### YOUR OBJECTIVE
Going line by line through the records below, count those with the word "books" and give only the count.

### MATERIAL PROVIDED
Content starts

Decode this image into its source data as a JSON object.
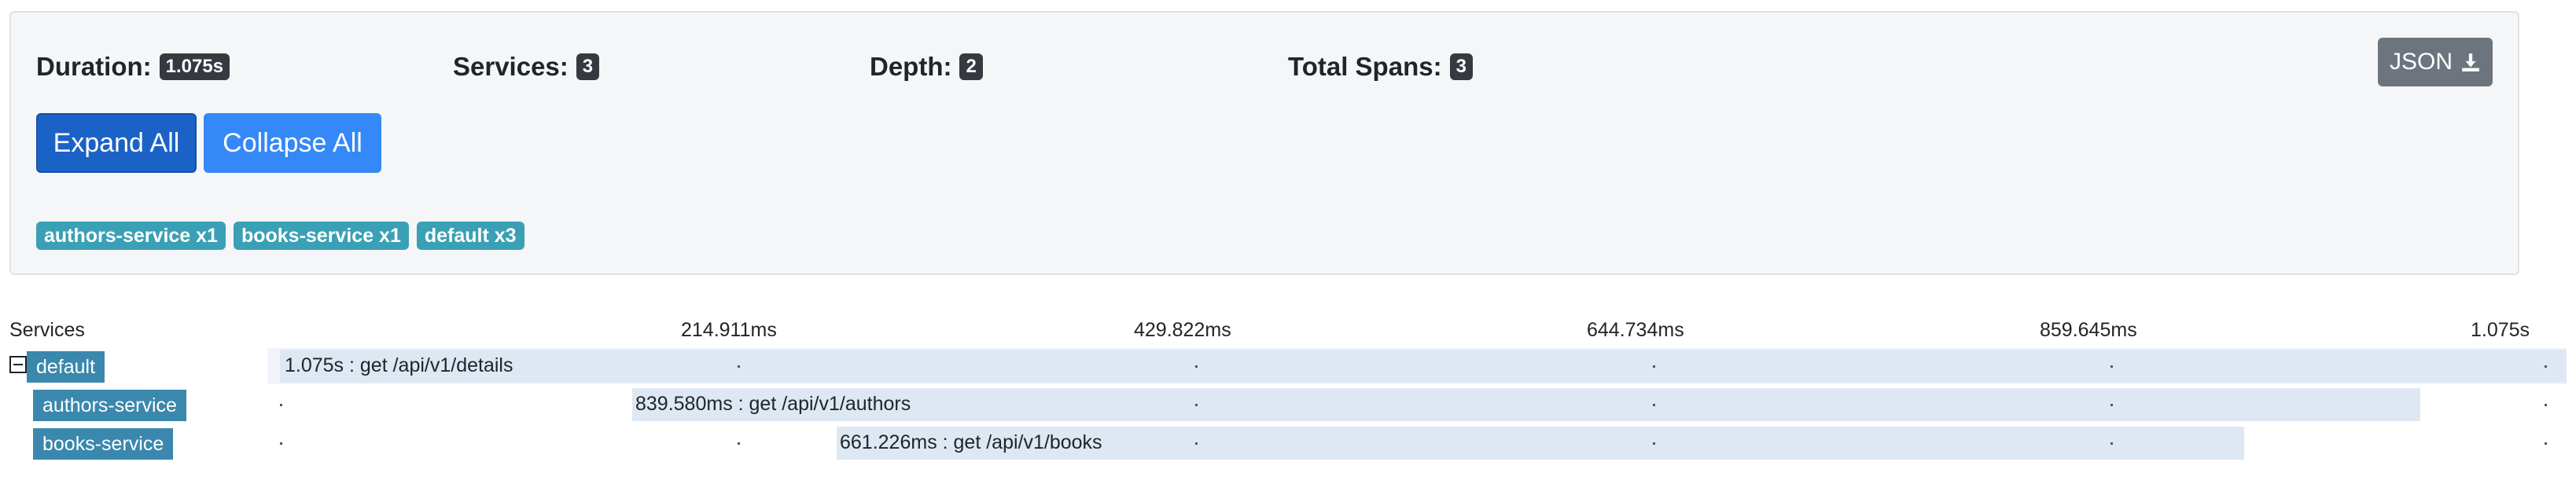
{
  "summary": {
    "duration": {
      "label": "Duration:",
      "value": "1.075s"
    },
    "services": {
      "label": "Services:",
      "value": "3"
    },
    "depth": {
      "label": "Depth:",
      "value": "2"
    },
    "total_spans": {
      "label": "Total Spans:",
      "value": "3"
    },
    "json_button": {
      "label": "JSON",
      "icon": "download-icon"
    }
  },
  "actions": {
    "expand_all": "Expand All",
    "collapse_all": "Collapse All"
  },
  "service_tags": [
    "authors-service x1",
    "books-service x1",
    "default x3"
  ],
  "timeline": {
    "services_header": "Services",
    "ticks": [
      "214.911ms",
      "429.822ms",
      "644.734ms",
      "859.645ms",
      "1.075s"
    ],
    "rows": [
      {
        "service": "default",
        "span_label": "1.075s : get /api/v1/details",
        "expanded": true
      },
      {
        "service": "authors-service",
        "span_label": "839.580ms : get /api/v1/authors"
      },
      {
        "service": "books-service",
        "span_label": "661.226ms : get /api/v1/books"
      }
    ]
  },
  "colors": {
    "badge": "#343a40",
    "expand_button": "#1b62c7",
    "collapse_button": "#3488f7",
    "json_button": "#6c757d",
    "service_tag": "#3aa0b5",
    "service_label": "#3a88ad",
    "span_bar": "#dde8f3"
  }
}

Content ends

### OUTPUT FOR THIS TASK
3